→ AIM OF THE TASK
For each line of the data below that holds "meta", copy the line.

→ TASK INPUTS
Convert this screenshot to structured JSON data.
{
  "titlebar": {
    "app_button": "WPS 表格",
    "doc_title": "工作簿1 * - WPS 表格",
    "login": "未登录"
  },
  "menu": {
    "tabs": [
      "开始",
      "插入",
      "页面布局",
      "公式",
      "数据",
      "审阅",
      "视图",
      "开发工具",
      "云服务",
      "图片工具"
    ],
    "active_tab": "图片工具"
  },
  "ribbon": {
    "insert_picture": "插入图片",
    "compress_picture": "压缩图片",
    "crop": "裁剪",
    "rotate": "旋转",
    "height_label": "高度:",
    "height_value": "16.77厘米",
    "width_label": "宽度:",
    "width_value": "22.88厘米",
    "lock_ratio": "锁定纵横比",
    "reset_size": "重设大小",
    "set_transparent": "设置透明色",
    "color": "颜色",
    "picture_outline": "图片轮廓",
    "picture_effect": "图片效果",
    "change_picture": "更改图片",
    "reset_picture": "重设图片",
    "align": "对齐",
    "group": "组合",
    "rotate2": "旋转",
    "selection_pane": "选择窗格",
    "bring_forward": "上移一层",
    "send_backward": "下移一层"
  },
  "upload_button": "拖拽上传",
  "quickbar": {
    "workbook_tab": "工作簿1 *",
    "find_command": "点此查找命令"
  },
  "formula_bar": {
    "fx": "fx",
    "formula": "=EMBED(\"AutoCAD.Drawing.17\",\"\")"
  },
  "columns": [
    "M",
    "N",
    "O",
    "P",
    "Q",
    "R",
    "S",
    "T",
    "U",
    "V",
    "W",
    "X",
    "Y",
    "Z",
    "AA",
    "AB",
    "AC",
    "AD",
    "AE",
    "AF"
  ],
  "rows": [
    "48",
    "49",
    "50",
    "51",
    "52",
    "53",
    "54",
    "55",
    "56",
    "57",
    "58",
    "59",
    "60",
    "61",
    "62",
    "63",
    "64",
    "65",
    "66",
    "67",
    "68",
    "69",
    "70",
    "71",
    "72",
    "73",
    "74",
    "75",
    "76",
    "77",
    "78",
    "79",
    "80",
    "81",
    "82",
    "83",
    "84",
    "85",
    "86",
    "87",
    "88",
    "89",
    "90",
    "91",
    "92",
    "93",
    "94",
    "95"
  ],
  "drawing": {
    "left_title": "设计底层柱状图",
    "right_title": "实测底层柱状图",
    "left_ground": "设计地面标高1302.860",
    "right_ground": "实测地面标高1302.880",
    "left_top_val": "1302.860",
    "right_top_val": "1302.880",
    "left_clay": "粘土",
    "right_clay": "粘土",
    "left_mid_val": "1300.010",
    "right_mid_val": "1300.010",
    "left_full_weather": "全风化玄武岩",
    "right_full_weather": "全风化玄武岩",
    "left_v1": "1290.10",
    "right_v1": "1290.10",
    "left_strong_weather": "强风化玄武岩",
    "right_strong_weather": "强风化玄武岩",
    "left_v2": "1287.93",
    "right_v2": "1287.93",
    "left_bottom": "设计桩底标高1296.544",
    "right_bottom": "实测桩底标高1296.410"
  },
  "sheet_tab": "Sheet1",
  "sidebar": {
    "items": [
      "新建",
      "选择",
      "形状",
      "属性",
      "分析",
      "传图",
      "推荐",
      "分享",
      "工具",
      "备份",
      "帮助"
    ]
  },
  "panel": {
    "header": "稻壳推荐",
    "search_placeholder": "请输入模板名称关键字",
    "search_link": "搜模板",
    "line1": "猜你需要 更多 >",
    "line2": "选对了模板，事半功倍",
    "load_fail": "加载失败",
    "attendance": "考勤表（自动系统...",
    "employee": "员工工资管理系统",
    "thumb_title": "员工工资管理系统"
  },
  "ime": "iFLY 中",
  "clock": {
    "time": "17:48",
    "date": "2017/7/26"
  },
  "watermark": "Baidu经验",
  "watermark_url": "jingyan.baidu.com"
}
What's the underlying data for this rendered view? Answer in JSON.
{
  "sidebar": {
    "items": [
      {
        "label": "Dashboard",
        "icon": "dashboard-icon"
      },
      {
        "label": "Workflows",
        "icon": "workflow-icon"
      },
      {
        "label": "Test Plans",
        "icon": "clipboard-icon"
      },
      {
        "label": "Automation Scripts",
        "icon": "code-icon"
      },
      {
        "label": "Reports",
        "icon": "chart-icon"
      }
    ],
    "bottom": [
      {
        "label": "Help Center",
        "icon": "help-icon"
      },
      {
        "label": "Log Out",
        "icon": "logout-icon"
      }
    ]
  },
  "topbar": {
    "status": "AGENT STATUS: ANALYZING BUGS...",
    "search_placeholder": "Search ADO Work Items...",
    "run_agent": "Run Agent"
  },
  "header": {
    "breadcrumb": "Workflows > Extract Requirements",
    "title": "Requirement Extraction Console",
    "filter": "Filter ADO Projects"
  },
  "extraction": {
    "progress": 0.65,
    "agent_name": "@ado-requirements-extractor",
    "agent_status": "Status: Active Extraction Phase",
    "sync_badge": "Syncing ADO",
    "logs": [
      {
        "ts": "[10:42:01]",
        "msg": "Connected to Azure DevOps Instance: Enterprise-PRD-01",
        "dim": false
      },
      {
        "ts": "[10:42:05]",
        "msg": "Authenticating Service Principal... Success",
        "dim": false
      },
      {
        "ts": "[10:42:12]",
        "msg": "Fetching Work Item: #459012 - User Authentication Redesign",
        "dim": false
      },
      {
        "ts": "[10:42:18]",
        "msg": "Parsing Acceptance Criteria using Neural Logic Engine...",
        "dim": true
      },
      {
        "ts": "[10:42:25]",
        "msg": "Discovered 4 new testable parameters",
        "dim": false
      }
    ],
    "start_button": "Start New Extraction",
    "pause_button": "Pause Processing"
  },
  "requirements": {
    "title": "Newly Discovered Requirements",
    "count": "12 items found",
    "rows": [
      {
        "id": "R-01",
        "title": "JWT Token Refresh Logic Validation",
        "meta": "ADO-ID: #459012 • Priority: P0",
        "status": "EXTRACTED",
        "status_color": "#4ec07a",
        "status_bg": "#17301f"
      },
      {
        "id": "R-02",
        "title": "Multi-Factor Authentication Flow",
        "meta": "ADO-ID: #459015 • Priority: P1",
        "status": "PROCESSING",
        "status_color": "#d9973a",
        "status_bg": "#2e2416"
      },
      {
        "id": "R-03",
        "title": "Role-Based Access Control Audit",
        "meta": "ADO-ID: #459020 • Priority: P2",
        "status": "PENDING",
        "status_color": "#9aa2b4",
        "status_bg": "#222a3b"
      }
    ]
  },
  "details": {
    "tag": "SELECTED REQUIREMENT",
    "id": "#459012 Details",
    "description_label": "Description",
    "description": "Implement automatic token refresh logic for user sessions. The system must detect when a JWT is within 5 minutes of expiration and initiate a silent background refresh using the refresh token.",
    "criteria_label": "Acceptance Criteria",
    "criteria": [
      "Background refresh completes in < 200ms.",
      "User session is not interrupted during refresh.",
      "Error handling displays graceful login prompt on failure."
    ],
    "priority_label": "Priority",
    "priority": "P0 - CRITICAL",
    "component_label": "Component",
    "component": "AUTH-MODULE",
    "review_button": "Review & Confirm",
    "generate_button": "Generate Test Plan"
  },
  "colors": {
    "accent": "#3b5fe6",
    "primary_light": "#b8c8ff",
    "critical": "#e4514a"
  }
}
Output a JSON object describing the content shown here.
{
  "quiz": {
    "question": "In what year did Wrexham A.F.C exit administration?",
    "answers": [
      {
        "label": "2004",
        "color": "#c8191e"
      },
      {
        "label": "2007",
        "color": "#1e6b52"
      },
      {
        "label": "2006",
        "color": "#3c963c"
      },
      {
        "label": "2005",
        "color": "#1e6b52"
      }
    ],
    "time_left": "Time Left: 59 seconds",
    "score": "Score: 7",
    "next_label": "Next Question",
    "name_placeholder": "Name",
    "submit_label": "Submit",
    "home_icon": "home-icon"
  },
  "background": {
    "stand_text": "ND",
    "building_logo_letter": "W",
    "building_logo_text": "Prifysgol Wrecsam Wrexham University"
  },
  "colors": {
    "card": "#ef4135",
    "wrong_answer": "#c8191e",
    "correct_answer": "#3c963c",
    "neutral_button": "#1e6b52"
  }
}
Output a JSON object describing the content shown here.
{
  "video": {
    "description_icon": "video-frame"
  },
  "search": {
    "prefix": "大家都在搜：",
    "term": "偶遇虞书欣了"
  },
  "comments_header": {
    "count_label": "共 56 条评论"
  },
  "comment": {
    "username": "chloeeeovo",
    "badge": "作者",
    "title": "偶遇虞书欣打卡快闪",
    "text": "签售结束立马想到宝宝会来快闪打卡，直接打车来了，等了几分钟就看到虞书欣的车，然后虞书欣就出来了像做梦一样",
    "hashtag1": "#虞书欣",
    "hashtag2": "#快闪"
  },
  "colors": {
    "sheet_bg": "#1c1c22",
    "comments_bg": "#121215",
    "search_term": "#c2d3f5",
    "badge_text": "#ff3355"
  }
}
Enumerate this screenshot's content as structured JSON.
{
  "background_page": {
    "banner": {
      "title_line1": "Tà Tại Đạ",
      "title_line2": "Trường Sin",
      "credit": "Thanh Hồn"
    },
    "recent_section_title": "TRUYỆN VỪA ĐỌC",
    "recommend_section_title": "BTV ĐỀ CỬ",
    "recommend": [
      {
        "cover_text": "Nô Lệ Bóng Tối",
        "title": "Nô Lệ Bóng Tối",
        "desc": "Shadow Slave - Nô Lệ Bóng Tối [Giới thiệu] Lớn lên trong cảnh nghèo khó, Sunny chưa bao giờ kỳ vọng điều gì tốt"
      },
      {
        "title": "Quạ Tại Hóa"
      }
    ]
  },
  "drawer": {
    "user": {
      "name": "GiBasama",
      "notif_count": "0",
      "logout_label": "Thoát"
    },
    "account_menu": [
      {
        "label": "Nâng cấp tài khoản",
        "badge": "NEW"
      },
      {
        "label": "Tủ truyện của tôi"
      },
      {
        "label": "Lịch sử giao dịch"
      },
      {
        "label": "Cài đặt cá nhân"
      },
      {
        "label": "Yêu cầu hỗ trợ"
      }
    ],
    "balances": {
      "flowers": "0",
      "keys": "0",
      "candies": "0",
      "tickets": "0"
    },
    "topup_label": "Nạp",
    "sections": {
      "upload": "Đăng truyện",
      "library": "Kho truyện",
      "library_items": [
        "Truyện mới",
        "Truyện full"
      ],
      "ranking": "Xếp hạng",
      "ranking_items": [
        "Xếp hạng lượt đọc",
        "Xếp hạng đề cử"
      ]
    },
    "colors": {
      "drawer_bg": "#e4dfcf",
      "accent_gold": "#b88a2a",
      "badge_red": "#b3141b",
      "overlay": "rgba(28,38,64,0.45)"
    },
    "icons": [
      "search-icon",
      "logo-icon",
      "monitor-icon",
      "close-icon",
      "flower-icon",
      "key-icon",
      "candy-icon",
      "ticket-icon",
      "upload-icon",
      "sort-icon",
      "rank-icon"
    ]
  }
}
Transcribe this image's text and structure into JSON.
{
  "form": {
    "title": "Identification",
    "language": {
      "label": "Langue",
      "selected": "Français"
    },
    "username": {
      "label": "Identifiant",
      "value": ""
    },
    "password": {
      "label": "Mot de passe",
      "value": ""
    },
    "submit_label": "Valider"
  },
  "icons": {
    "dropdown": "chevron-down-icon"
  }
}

→ RESULT OF THIS EXERCISE
        "meta": "ADO-ID: #459012 • Priority: P0",
        "meta": "ADO-ID: #459015 • Priority: P1",
        "meta": "ADO-ID: #459020 • Priority: P2",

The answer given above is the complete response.